Our year has passed in a blur of breakthroughs and setbacks, from the triumph of watching O settle gradually into school after a rocky start, to the misery of seeing F continue with his food struggles. This is the nature of family life, of parenting children with different personalities and issues. O can suffer from social anxiety. F may well feel the reverberations of his battle with reflux for the rest of his life. But we do the best we can. As parents, I believe we all repeat the same mantra to ourselves at irregular intervals: It will get better. We tell ourselves that nothing can be challenging or worrying or downright shit forever.

When O clung to me, sobbing, as we walked through the school gates at the beginning of his third week, his anxiety and sadness unchanged from the previous two, I told myself: It will get better. And it did. Now he runs to join his friends with barely a backward glance. He’s part of a trio of boys who are all mischievous, buoyant and sharp as tacks. He is learning to read and write, he brings home artwork and stories of the games he has played and new skills he has learnt. He is happy and settled in his new school, and I am content to have become a background character in this chapter of his life.

It got better.

When I finally realised that F was vomiting during mealtimes not because he couldn’t stop himself, but because he didn’t want the food I had put in front of him, I told myself – through my horror that a child would do such a thing to himself – It will get better. And it has. Ish. Mealtimes are still a battleground and my victories are few, but that there are any victories at all is progress itself. Once there was nothing I could do to persuade him that food was not his enemy. Now he will try new things. Last week he finally started eating porridge and I felt elated. At last, a good start to the day! It was such a small thing. It was the biggest thing in the world.

It is getting better.

Life with children is a kaleidoscope; colourful and changeable in equal measure. There are blissful moments, snapshots of our expectations as parents. A Sunday morning cuddle in bed with both kids, both cats and nobody fighting. A walk through the woods, kicking up the Autumn leaves and collecting conkers to be preserved in a jar as a physical reminder of a magical afternoon. A peaceful hour as my children play happily together while I claw back some time to put the house in order or catch up on laundry. In these moments, we could be a family from a photograph in a magazine. In these moments, we are the family I always imagined I would have.

Our autumn adventures

Then there are the other moments, far less blissful and, currently, much more numerous. My kids rolling around on the floor, beating the shit out of each other as my attempts to referee fall on deaf ears. An epic tantrum in the middle of Sainsbury’s over who gets to carry the receipt back to the car. The flooded bathroom floor. Again. These moments often happen all in the same day and leave me exhausted and wondering if I’m really cut out for this whole motherhood thing. But these moments are also totally eclipsed by the love I feel for and joy I find in my children.

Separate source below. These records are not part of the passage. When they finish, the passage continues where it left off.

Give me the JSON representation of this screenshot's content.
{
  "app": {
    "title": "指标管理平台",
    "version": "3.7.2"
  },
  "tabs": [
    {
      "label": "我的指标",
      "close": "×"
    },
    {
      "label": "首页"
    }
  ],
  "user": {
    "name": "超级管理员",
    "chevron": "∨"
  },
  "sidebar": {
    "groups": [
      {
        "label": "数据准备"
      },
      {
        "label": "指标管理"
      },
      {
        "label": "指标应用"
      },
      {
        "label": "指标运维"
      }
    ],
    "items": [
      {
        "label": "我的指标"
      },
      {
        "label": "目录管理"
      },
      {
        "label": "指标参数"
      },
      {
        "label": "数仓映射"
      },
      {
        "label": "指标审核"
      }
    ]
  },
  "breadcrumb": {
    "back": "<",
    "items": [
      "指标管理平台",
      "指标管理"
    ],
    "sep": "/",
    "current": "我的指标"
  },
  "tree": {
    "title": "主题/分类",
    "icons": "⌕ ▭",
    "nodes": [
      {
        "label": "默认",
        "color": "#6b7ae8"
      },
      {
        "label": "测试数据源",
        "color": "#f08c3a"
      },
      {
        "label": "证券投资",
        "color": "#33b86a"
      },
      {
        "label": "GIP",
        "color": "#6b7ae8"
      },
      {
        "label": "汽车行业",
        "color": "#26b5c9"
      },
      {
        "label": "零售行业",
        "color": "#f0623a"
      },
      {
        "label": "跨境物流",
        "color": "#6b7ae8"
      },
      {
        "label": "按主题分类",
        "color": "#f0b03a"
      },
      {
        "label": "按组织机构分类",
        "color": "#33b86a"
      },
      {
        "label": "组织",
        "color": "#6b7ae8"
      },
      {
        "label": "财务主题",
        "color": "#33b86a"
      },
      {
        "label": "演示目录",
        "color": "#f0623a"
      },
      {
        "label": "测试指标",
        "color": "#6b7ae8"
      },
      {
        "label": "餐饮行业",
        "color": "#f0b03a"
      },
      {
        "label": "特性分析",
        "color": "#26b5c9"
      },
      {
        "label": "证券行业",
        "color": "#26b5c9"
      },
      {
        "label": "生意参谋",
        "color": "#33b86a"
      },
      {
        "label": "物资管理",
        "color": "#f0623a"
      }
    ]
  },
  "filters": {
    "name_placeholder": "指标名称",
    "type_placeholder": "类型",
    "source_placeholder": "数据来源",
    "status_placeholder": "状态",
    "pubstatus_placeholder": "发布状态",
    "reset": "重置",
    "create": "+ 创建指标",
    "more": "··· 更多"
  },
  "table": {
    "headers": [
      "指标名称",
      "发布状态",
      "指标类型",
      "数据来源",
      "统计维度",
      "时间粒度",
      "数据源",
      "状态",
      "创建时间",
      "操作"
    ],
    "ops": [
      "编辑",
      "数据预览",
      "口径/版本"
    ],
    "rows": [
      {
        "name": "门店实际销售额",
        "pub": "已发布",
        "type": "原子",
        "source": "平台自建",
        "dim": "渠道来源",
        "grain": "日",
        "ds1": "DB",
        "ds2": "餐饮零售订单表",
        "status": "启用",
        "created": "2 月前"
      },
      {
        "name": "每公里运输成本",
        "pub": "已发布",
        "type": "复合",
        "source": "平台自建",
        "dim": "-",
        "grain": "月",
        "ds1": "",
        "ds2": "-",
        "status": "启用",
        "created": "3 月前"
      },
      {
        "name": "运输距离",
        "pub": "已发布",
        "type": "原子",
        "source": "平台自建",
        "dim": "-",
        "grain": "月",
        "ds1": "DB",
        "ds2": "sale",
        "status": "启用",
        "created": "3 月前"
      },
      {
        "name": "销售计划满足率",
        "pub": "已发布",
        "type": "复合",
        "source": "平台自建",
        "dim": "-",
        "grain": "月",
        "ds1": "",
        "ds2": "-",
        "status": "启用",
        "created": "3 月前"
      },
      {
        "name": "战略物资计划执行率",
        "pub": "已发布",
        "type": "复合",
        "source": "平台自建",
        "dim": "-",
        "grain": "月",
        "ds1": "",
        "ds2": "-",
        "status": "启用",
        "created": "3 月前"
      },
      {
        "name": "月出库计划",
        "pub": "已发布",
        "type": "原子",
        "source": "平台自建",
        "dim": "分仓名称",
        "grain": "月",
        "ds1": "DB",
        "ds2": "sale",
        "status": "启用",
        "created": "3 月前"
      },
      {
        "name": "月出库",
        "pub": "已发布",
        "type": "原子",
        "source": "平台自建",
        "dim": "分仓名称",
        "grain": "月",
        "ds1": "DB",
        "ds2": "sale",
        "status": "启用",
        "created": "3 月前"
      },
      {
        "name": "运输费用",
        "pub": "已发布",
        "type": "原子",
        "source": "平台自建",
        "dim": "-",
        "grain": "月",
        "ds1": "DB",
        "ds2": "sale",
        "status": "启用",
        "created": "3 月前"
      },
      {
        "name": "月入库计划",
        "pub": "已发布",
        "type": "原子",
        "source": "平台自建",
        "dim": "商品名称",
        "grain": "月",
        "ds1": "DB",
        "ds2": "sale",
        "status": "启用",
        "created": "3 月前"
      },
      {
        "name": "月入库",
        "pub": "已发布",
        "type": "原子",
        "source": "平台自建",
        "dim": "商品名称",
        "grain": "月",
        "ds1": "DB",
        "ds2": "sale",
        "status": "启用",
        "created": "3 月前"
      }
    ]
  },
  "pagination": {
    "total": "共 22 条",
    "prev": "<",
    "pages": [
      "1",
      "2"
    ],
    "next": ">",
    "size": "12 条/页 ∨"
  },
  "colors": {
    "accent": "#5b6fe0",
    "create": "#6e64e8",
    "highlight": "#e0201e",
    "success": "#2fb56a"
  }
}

The truth is that I probably recite my mantra at least a few times a day, every single day. Sometimes it is not easy. Sometimes as I close their bedroom doors at the end of a long day, I breathe a sigh of relief. Sometimes I just wish they would stop fucking winding each other up all the time.

But they are still so little. Their emotions and ability to handle life’s complications are still developing. For them right now, being given something different for breakfast than what they were expecting is a big deal. For them, it’s not unreasonable to throw a blistering wobbly because they got Rice Crispies when they blatantly asked for Coco Pops.

This is life with young children.

There will be bad days.

It will get – and is getting – better.